── Records supplied
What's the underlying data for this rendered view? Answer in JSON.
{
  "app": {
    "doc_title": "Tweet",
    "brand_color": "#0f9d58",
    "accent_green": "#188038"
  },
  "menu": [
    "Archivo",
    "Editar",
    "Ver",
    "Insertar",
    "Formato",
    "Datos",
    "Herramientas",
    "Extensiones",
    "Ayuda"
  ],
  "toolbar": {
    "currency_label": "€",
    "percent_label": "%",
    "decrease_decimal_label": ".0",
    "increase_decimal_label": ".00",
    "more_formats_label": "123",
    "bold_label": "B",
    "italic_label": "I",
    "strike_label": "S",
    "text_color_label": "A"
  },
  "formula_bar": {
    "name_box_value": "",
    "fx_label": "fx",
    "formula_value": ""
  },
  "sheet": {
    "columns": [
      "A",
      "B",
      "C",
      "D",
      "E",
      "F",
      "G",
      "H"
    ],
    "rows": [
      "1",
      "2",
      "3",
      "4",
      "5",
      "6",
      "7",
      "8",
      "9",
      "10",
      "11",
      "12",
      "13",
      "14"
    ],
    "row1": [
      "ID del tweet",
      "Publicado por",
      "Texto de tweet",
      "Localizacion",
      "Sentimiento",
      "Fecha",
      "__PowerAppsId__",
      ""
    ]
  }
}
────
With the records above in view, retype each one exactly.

> [Task answer]
What's the underlying data for this rendered view? Answer in JSON.
{
  "app": {
    "doc_title": "Tweet",
    "brand_color": "#0f9d58",
    "accent_green": "#188038"
  },
  "menu": [
    "Archivo",
    "Editar",
    "Ver",
    "Insertar",
    "Formato",
    "Datos",
    "Herramientas",
    "Extensiones",
    "Ayuda"
  ],
  "toolbar": {
    "currency_label": "€",
    "percent_label": "%",
    "decrease_decimal_label": ".0",
    "increase_decimal_label": ".00",
    "more_formats_label": "123",
    "bold_label": "B",
    "italic_label": "I",
    "strike_label": "S",
    "text_color_label": "A"
  },
  "formula_bar": {
    "name_box_value": "",
    "fx_label": "fx",
    "formula_value": ""
  },
  "sheet": {
    "columns": [
      "A",
      "B",
      "C",
      "D",
      "E",
      "F",
      "G",
      "H"
    ],
    "rows": [
      "1",
      "2",
      "3",
      "4",
      "5",
      "6",
      "7",
      "8",
      "9",
      "10",
      "11",
      "12",
      "13",
      "14"
    ],
    "row1": [
      "ID del tweet",
      "Publicado por",
      "Texto de tweet",
      "Localizacion",
      "Sentimiento",
      "Fecha",
      "__PowerAppsId__",
      ""
    ]
  }
}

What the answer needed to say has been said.